TASK REQUIREMENTS – The copy you give must match the listing below exactly and contain no pictures.

DATA EXTRACT –
-.-.-

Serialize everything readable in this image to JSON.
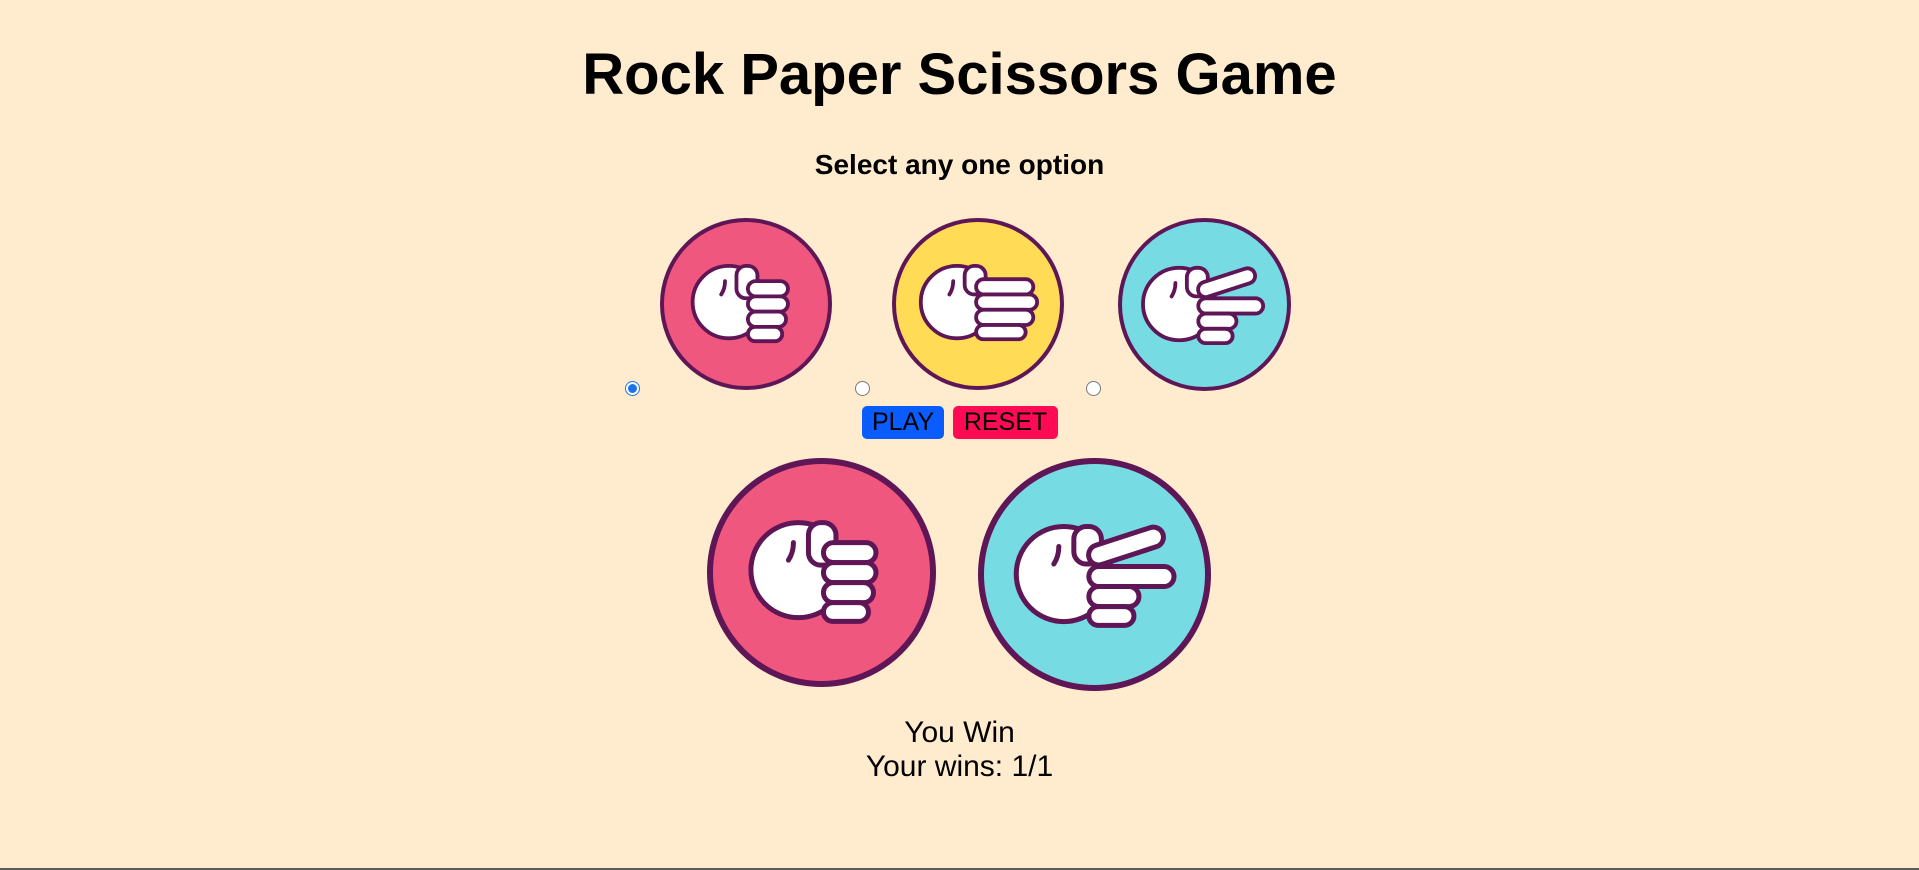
{
  "title": "Rock Paper Scissors Game",
  "subtitle": "Select any one option",
  "choices": [
    {
      "name": "rock",
      "icon": "rock-fist-icon",
      "color": "#f0577f",
      "selected": true
    },
    {
      "name": "paper",
      "icon": "paper-hand-icon",
      "color": "#ffdb56",
      "selected": false
    },
    {
      "name": "scissors",
      "icon": "scissors-hand-icon",
      "color": "#77dbe3",
      "selected": false
    }
  ],
  "buttons": {
    "play_label": "PLAY",
    "play_color": "#0a5cff",
    "reset_label": "RESET",
    "reset_color": "#ff0a54"
  },
  "result": {
    "player_choice": "rock",
    "computer_choice": "scissors",
    "message": "You Win",
    "wins_text": "Your wins: 1/1"
  },
  "colors": {
    "background": "#ffebcd",
    "outline": "#5e1656",
    "hand_fill": "#ffffff"
  }
}
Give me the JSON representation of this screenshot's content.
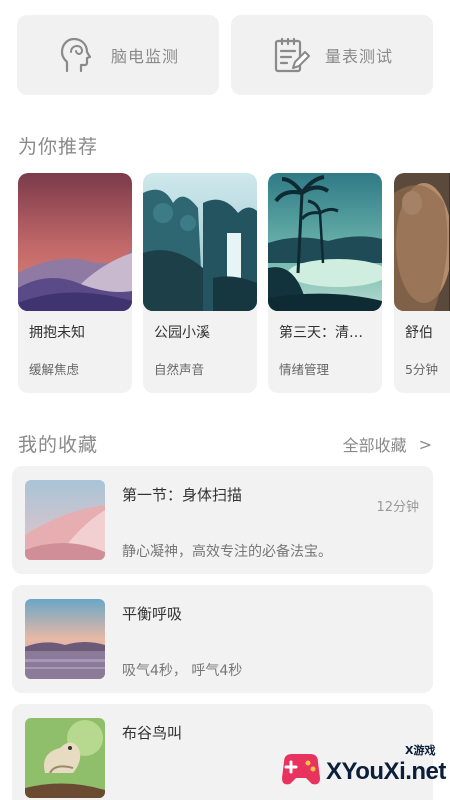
{
  "features": [
    {
      "label": "脑电监测",
      "icon": "brain-head-icon"
    },
    {
      "label": "量表测试",
      "icon": "clipboard-edit-icon"
    }
  ],
  "recommend": {
    "title": "为你推荐",
    "items": [
      {
        "title": "拥抱未知",
        "sub": "缓解焦虑",
        "art": "desert-dunes"
      },
      {
        "title": "公园小溪",
        "sub": "自然声音",
        "art": "waterfall"
      },
      {
        "title": "第三天：清理...",
        "sub": "情绪管理",
        "art": "palm-lagoon"
      },
      {
        "title": "舒伯",
        "sub": "5分钟",
        "art": "portrait"
      }
    ]
  },
  "favorites": {
    "title": "我的收藏",
    "see_all": "全部收藏",
    "see_all_arrow": ">",
    "items": [
      {
        "title": "第一节：身体扫描",
        "sub": "静心凝神，高效专注的必备法宝。",
        "duration": "12分钟",
        "art": "pink-dune"
      },
      {
        "title": "平衡呼吸",
        "sub": "吸气4秒， 呼气4秒",
        "duration": "",
        "art": "sunset-lake"
      },
      {
        "title": "布谷鸟叫",
        "sub": "",
        "duration": "",
        "art": "bird"
      }
    ]
  },
  "watermark": {
    "text": "XYouXi.net",
    "small": "X游戏"
  }
}
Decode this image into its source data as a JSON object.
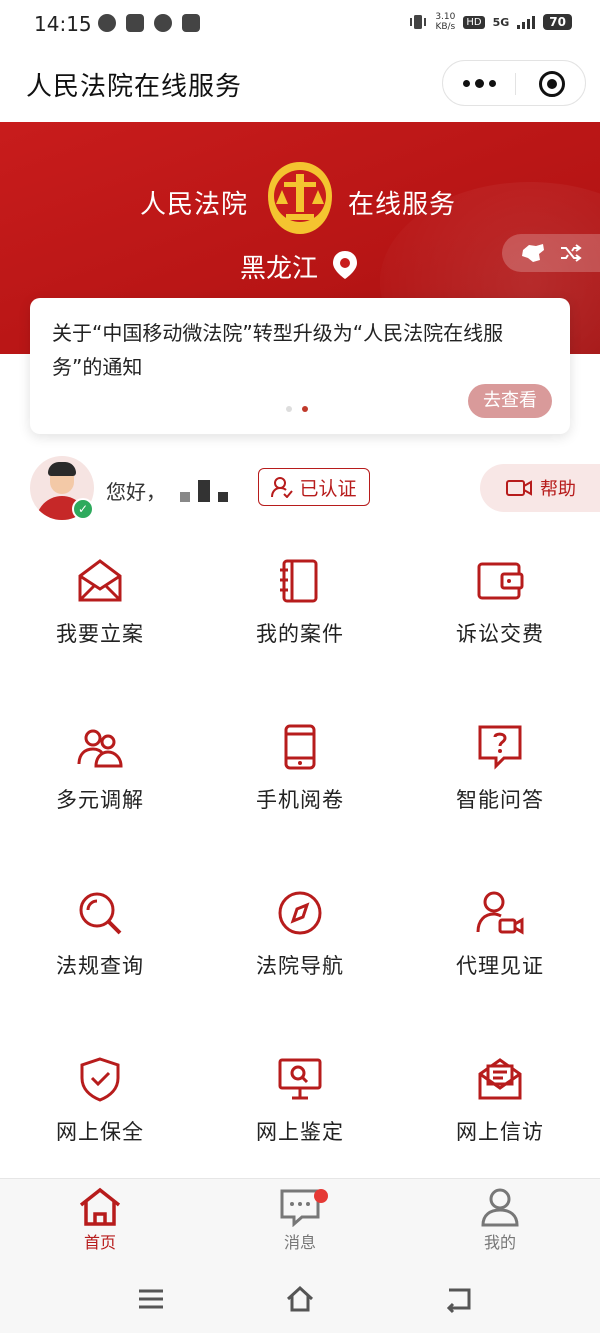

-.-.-

RESULT –
Serialize everything readable in this image to JSON.
{
  "title": "Rock Paper Scissors Game",
  "subtitle": "Select any one option",
  "choices": [
    {
      "name": "rock",
      "icon": "rock-fist-icon",
      "color": "#f0577f",
      "selected": true
    },
    {
      "name": "paper",
      "icon": "paper-hand-icon",
      "color": "#ffdb56",
      "selected": false
    },
    {
      "name": "scissors",
      "icon": "scissors-hand-icon",
      "color": "#77dbe3",
      "selected": false
    }
  ],
  "buttons": {
    "play_label": "PLAY",
    "play_color": "#0a5cff",
    "reset_label": "RESET",
    "reset_color": "#ff0a54"
  },
  "result": {
    "player_choice": "rock",
    "computer_choice": "scissors",
    "message": "You Win",
    "wins_text": "Your wins: 1/1"
  },
  "colors": {
    "background": "#ffebcd",
    "outline": "#5e1656",
    "hand_fill": "#ffffff"
  }
}
Give me the JSON representation of this screenshot's content.
{
  "features": [
    {
      "label": "脑电监测",
      "icon": "brain-head-icon"
    },
    {
      "label": "量表测试",
      "icon": "clipboard-edit-icon"
    }
  ],
  "recommend": {
    "title": "为你推荐",
    "items": [
      {
        "title": "拥抱未知",
        "sub": "缓解焦虑",
        "art": "desert-dunes"
      },
      {
        "title": "公园小溪",
        "sub": "自然声音",
        "art": "waterfall"
      },
      {
        "title": "第三天：清理...",
        "sub": "情绪管理",
        "art": "palm-lagoon"
      },
      {
        "title": "舒伯",
        "sub": "5分钟",
        "art": "portrait"
      }
    ]
  },
  "favorites": {
    "title": "我的收藏",
    "see_all": "全部收藏",
    "see_all_arrow": ">",
    "items": [
      {
        "title": "第一节：身体扫描",
        "sub": "静心凝神，高效专注的必备法宝。",
        "duration": "12分钟",
        "art": "pink-dune"
      },
      {
        "title": "平衡呼吸",
        "sub": "吸气4秒， 呼气4秒",
        "duration": "",
        "art": "sunset-lake"
      },
      {
        "title": "布谷鸟叫",
        "sub": "",
        "duration": "",
        "art": "bird"
      }
    ]
  },
  "watermark": {
    "text": "XYouXi.net",
    "small": "X游戏"
  }
}
Decode this image into its source data as a JSON object.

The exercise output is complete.